Poor Canaanites?

The world has a long history of genocide. In 1990, civil war broke out in Rwanda, Africa resulting in the murder of around 1 million people. In 1976, under Pol Pot’s Communist Regime in Cambodia, as many as 2 million people are estimated to have been killed. Of course, the most widely-known genocide in history is Adolph Hitler’s extermination of more than six million Jews and other people from 1939 to 1945. But, the world’s worst genocide is attributed to Mao Zedong who terminated anywhere between 40 to 70 million people during his reign over Communist China (1949 to 1976). Most rational, sane people, despite their background, ethnicity, or religious beliefs, view these events as cruel, callous, and nefarious. It is considered a terrible crime against humanity.

So, if mass murder is horrible and unacceptable, then what about the destruction of the Canaanites in the Old Testament? (see Exodus 23:23; Deuteronomy 7:1-2; Joshua 3:10, 9:24) Wouldn’t that be considered genocide? How could a loving God instruct one group of people to kill and conquer another group? What are Christians to make of that? The answer is found in context. Here are three points to keep in mind:
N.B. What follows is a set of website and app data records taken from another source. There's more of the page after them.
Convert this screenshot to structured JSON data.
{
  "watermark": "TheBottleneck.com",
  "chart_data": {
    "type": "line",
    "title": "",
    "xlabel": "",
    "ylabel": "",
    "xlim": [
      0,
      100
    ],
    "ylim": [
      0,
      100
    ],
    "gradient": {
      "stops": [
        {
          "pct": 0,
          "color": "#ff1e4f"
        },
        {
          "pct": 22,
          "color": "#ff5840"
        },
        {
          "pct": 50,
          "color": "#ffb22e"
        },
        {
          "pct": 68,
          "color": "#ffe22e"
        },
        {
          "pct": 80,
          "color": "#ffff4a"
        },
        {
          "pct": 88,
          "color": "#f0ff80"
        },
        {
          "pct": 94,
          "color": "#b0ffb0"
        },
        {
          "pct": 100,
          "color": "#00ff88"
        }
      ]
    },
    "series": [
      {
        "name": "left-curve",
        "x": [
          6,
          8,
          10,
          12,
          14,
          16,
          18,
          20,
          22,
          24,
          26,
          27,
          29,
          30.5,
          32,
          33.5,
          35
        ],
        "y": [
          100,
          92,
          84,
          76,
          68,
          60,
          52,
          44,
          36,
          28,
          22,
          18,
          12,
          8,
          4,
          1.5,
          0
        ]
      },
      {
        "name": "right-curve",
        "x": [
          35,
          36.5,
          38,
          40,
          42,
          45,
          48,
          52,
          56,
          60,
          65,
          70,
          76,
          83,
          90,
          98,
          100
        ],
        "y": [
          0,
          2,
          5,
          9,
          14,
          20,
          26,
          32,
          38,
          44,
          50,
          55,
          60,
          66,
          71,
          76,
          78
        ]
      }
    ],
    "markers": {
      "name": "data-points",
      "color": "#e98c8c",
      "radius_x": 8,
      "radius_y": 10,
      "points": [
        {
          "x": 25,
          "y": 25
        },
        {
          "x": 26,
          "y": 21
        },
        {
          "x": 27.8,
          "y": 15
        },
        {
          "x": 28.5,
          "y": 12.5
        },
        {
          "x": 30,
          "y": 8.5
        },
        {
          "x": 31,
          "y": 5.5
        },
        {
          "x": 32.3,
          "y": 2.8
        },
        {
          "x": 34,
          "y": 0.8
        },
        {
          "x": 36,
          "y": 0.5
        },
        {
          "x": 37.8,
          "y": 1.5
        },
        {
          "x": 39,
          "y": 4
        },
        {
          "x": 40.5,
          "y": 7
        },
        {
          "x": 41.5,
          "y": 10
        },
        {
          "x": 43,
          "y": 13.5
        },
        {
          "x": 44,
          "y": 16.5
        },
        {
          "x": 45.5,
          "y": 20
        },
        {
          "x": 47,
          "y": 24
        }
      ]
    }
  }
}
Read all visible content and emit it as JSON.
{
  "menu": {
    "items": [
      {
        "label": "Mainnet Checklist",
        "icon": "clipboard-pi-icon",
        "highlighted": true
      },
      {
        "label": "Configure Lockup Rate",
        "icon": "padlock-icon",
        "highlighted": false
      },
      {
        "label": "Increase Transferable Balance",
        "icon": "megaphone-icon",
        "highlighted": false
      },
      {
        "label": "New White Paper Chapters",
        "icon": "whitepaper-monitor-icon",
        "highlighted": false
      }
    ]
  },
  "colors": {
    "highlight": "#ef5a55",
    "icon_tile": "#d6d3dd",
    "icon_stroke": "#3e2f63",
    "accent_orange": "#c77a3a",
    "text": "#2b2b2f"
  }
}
God is Sovereign. The first thing one must understand is God is the Creator, we are the creation. He is the highest authority. Period. Thus, He has the right to do with His creation as He desires. His omnipotence might not sit well in some minds, but it doesn’t change the truth. God said, “My thoughts are not your thoughts, Nor are your ways My ways, … For as the heavens are higher than the earth, So are My ways higher than your ways … ” (Isaiah 55:8-9) It is foolish to try and judge God’s actions with human wisdom when we are not in a position to do so. “Indeed, 0 man, who are you to reply against God? Will the thing formed say to Him who formed it, ‘Why have you made me like this? Does not the potter have power over the clay? (Romans 9:20-21)

God is Longsuffering. The second thing to understand is that God did not just make a impulsive or capricious decision to destroy the nations of Canaan. God is “slow to anger and great in mercy” (Psalm 145:8). He is ‘7ongsuffering …, not willing that any should perish but that all should come to repentance” (2 Peter 3:9) God waited more than four centuries to bring judgment upon the inhabitants of Canaan. To Abraham, he stated, “the iniquity of the Amorites” was ‘not yet complete”‘ (Genesis 15:16). He knew their sin was getting worse! But, His patience has a limit. When the Canaanites’ iniquity was full, God used Israel as His agent of justice upon a barbarous culture. This is the lesson we must learn. His patience with impenitent sinners eventually ends, just like it did for the wicked world of Noah’s time, or for Sodom and Gomorrah in the days of Abraham. In the same manner, it ended for the inhabitants of Canaan.

God is a Just Judge. Lastly, while we may not fully comprehend God’s eternal ways, or completely recognize that His patience is limited, He is still loving, holy, merciful and righteous. Yet, His love and mercy does not prohibit Him from punishing wickedness any more than loving, merciful parents, policemen, or judges might justly administer punishment to those who violate the rules or law. In fact, it would be unloving if God did nothing to sinners!

The people of Canaan were far from innocent! They practiced human sacrifice (murdering innocent children), worshiping idols, incest, bestiality, and were extremely hostile toward Yahweh. They were also fully aware of God’s expectations (if Nineveh knew to repent, so did Canaan – cf. Jonah 3:10; Joshua 2:10). They could have even saved their own lives, just like Rahab and her family did Joshua 2:1-4). Therefore, if a policeman, who has the authority (both from God and the government – Romans 13:1-4) to kill a wicked person who is murdering others, or a judge has the authority to sentence a depraved child rapist to death, then God certainly has the authority to sentence a wicked nation to execution. Loving-kindness and capital punishment are not contradictory.